● ACTIVITY: Each line of the material must appear again in the answer, exactly.

● EXERCISE MATERIALS:
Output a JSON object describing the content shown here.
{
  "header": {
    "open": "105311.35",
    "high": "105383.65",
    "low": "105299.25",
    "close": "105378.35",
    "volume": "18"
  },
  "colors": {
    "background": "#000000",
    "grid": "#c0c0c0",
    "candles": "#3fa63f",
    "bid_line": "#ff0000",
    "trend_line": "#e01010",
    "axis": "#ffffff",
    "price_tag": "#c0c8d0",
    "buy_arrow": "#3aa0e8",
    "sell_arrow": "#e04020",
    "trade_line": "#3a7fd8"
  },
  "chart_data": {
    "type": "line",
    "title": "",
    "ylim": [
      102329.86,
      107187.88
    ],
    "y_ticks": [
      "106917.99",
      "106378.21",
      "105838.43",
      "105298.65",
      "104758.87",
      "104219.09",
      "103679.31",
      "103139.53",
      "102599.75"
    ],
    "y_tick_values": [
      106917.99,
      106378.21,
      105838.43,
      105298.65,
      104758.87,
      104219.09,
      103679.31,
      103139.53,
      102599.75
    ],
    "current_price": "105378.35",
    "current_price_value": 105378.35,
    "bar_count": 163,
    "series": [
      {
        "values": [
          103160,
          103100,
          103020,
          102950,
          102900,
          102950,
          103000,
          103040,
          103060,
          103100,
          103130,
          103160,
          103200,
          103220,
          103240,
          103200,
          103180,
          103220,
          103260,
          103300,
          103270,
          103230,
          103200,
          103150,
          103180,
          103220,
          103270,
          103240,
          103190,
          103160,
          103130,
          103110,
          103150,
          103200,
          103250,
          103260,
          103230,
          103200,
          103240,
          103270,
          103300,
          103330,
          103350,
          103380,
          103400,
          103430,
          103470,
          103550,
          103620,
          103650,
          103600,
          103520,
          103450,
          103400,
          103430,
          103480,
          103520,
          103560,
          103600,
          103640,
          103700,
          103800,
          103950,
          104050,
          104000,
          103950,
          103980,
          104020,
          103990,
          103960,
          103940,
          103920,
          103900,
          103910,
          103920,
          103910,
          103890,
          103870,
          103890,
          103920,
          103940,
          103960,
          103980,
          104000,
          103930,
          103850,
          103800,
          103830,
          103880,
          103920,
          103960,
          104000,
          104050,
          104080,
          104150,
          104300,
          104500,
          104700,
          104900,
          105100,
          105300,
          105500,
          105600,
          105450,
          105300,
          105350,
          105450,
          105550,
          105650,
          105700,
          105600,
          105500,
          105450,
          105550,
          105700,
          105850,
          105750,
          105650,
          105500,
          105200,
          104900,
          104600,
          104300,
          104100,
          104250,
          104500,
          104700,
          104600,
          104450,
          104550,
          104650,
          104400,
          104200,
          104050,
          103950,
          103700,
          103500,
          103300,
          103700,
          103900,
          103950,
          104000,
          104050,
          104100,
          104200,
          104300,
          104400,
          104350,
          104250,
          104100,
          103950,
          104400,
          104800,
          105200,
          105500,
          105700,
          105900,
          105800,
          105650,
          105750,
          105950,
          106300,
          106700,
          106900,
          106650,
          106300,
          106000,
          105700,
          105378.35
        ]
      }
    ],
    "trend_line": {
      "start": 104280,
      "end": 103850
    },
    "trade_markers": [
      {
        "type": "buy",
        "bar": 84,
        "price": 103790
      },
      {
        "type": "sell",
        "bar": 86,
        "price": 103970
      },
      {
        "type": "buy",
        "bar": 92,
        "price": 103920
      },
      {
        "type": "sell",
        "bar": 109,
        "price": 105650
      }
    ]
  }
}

● REPLY TO THE EXERCISE:
Output a JSON object describing the content shown here.
{
  "header": {
    "open": "105311.35",
    "high": "105383.65",
    "low": "105299.25",
    "close": "105378.35",
    "volume": "18"
  },
  "colors": {
    "background": "#000000",
    "grid": "#c0c0c0",
    "candles": "#3fa63f",
    "bid_line": "#ff0000",
    "trend_line": "#e01010",
    "axis": "#ffffff",
    "price_tag": "#c0c8d0",
    "buy_arrow": "#3aa0e8",
    "sell_arrow": "#e04020",
    "trade_line": "#3a7fd8"
  },
  "chart_data": {
    "type": "line",
    "title": "",
    "ylim": [
      102329.86,
      107187.88
    ],
    "y_ticks": [
      "106917.99",
      "106378.21",
      "105838.43",
      "105298.65",
      "104758.87",
      "104219.09",
      "103679.31",
      "103139.53",
      "102599.75"
    ],
    "y_tick_values": [
      106917.99,
      106378.21,
      105838.43,
      105298.65,
      104758.87,
      104219.09,
      103679.31,
      103139.53,
      102599.75
    ],
    "current_price": "105378.35",
    "current_price_value": 105378.35,
    "bar_count": 163,
    "series": [
      {
        "values": [
          103160,
          103100,
          103020,
          102950,
          102900,
          102950,
          103000,
          103040,
          103060,
          103100,
          103130,
          103160,
          103200,
          103220,
          103240,
          103200,
          103180,
          103220,
          103260,
          103300,
          103270,
          103230,
          103200,
          103150,
          103180,
          103220,
          103270,
          103240,
          103190,
          103160,
          103130,
          103110,
          103150,
          103200,
          103250,
          103260,
          103230,
          103200,
          103240,
          103270,
          103300,
          103330,
          103350,
          103380,
          103400,
          103430,
          103470,
          103550,
          103620,
          103650,
          103600,
          103520,
          103450,
          103400,
          103430,
          103480,
          103520,
          103560,
          103600,
          103640,
          103700,
          103800,
          103950,
          104050,
          104000,
          103950,
          103980,
          104020,
          103990,
          103960,
          103940,
          103920,
          103900,
          103910,
          103920,
          103910,
          103890,
          103870,
          103890,
          103920,
          103940,
          103960,
          103980,
          104000,
          103930,
          103850,
          103800,
          103830,
          103880,
          103920,
          103960,
          104000,
          104050,
          104080,
          104150,
          104300,
          104500,
          104700,
          104900,
          105100,
          105300,
          105500,
          105600,
          105450,
          105300,
          105350,
          105450,
          105550,
          105650,
          105700,
          105600,
          105500,
          105450,
          105550,
          105700,
          105850,
          105750,
          105650,
          105500,
          105200,
          104900,
          104600,
          104300,
          104100,
          104250,
          104500,
          104700,
          104600,
          104450,
          104550,
          104650,
          104400,
          104200,
          104050,
          103950,
          103700,
          103500,
          103300,
          103700,
          103900,
          103950,
          104000,
          104050,
          104100,
          104200,
          104300,
          104400,
          104350,
          104250,
          104100,
          103950,
          104400,
          104800,
          105200,
          105500,
          105700,
          105900,
          105800,
          105650,
          105750,
          105950,
          106300,
          106700,
          106900,
          106650,
          106300,
          106000,
          105700,
          105378.35
        ]
      }
    ],
    "trend_line": {
      "start": 104280,
      "end": 103850
    },
    "trade_markers": [
      {
        "type": "buy",
        "bar": 84,
        "price": 103790
      },
      {
        "type": "sell",
        "bar": 86,
        "price": 103970
      },
      {
        "type": "buy",
        "bar": 92,
        "price": 103920
      },
      {
        "type": "sell",
        "bar": 109,
        "price": 105650
      }
    ]
  }
}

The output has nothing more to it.